ASSIGNMENT: For the records below, print every one exactly, with nothing dropped.

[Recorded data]
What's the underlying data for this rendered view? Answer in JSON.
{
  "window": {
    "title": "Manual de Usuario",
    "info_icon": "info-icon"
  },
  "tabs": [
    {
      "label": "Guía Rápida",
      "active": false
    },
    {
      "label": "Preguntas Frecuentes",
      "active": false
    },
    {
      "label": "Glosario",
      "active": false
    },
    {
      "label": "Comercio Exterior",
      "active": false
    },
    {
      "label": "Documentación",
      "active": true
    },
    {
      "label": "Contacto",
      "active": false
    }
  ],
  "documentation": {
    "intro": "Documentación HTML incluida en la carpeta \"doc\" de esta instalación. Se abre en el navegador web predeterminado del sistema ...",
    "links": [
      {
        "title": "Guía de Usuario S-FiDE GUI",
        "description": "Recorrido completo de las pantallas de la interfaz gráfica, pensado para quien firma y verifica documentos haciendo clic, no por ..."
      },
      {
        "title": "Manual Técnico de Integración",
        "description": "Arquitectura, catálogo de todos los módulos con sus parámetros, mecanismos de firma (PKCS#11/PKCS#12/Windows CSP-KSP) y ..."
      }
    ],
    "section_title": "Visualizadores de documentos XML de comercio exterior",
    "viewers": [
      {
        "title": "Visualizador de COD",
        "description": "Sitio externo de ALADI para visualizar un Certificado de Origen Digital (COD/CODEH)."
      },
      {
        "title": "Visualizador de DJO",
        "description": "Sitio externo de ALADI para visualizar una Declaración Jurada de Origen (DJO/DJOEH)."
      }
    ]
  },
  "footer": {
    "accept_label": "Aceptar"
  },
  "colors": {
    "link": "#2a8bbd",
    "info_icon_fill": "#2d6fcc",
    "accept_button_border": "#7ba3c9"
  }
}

RESULT OF THIS TASK:
What's the underlying data for this rendered view? Answer in JSON.
{
  "window": {
    "title": "Manual de Usuario",
    "info_icon": "info-icon"
  },
  "tabs": [
    {
      "label": "Guía Rápida",
      "active": false
    },
    {
      "label": "Preguntas Frecuentes",
      "active": false
    },
    {
      "label": "Glosario",
      "active": false
    },
    {
      "label": "Comercio Exterior",
      "active": false
    },
    {
      "label": "Documentación",
      "active": true
    },
    {
      "label": "Contacto",
      "active": false
    }
  ],
  "documentation": {
    "intro": "Documentación HTML incluida en la carpeta \"doc\" de esta instalación. Se abre en el navegador web predeterminado del sistema ...",
    "links": [
      {
        "title": "Guía de Usuario S-FiDE GUI",
        "description": "Recorrido completo de las pantallas de la interfaz gráfica, pensado para quien firma y verifica documentos haciendo clic, no por ..."
      },
      {
        "title": "Manual Técnico de Integración",
        "description": "Arquitectura, catálogo de todos los módulos con sus parámetros, mecanismos de firma (PKCS#11/PKCS#12/Windows CSP-KSP) y ..."
      }
    ],
    "section_title": "Visualizadores de documentos XML de comercio exterior",
    "viewers": [
      {
        "title": "Visualizador de COD",
        "description": "Sitio externo de ALADI para visualizar un Certificado de Origen Digital (COD/CODEH)."
      },
      {
        "title": "Visualizador de DJO",
        "description": "Sitio externo de ALADI para visualizar una Declaración Jurada de Origen (DJO/DJOEH)."
      }
    ]
  },
  "footer": {
    "accept_label": "Aceptar"
  },
  "colors": {
    "link": "#2a8bbd",
    "info_icon_fill": "#2d6fcc",
    "accept_button_border": "#7ba3c9"
  }
}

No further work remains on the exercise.